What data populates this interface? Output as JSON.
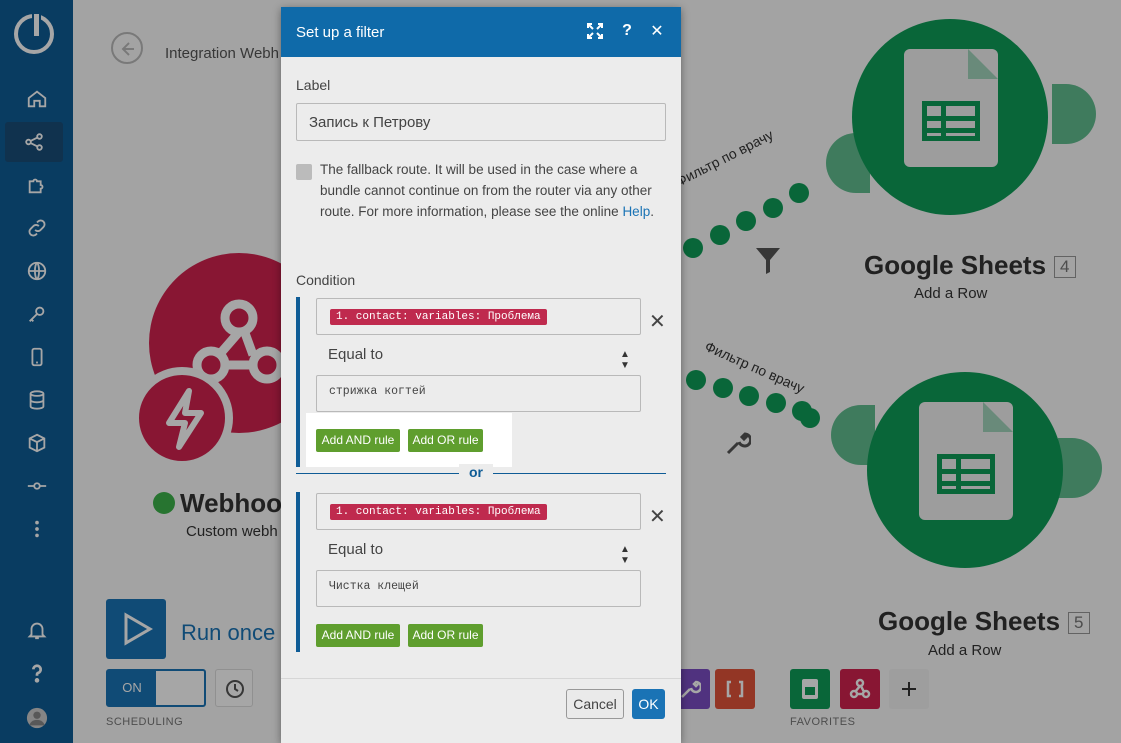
{
  "sidebar": {
    "items": [
      {
        "name": "home-icon"
      },
      {
        "name": "share-icon",
        "active": true
      },
      {
        "name": "puzzle-icon"
      },
      {
        "name": "link-icon"
      },
      {
        "name": "globe-icon"
      },
      {
        "name": "key-icon"
      },
      {
        "name": "mobile-icon"
      },
      {
        "name": "database-icon"
      },
      {
        "name": "cube-icon"
      },
      {
        "name": "flow-icon"
      },
      {
        "name": "more-vertical-icon"
      }
    ],
    "bottom": [
      {
        "name": "bell-icon"
      },
      {
        "name": "help-icon"
      },
      {
        "name": "user-avatar-icon"
      }
    ]
  },
  "canvas": {
    "breadcrumb": "Integration Webh",
    "webhook_module": {
      "title": "Webhoo",
      "subtitle": "Custom webh"
    },
    "gs_top": {
      "title": "Google Sheets",
      "number": "4",
      "subtitle": "Add a Row"
    },
    "gs_bottom": {
      "title": "Google Sheets",
      "number": "5",
      "subtitle": "Add a Row"
    },
    "route_top_label": "Фильтр по врачу",
    "route_bottom_label": "Фильтр по врачу",
    "run_once": "Run once",
    "toggle_label": "ON",
    "scheduling_caption": "SCHEDULING",
    "favorites_caption": "FAVORITES",
    "colors": {
      "sheets": "#0f9d58",
      "webhook": "#d1234f",
      "brand": "#0f5c96"
    }
  },
  "modal": {
    "title": "Set up a filter",
    "label_caption": "Label",
    "label_value": "Запись к Петрову",
    "fallback_text": "The fallback route. It will be used in the case where a bundle cannot continue on from the router via any other route. For more information, please see the online",
    "fallback_link": "Help",
    "fallback_end": ".",
    "condition_caption": "Condition",
    "groups": [
      {
        "field": "1. contact: variables: Проблема",
        "operator": "Equal to",
        "value": "стрижка когтей",
        "and_label": "Add AND rule",
        "or_label": "Add OR rule"
      },
      {
        "field": "1. contact: variables: Проблема",
        "operator": "Equal to",
        "value": "Чистка клещей",
        "and_label": "Add AND rule",
        "or_label": "Add OR rule"
      }
    ],
    "or_separator": "or",
    "cancel_label": "Cancel",
    "ok_label": "OK"
  }
}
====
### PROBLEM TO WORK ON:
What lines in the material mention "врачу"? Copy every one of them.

### RESULT FOR THIS TASK:
    "route_top_label": "Фильтр по врачу",
    "route_bottom_label": "Фильтр по врачу",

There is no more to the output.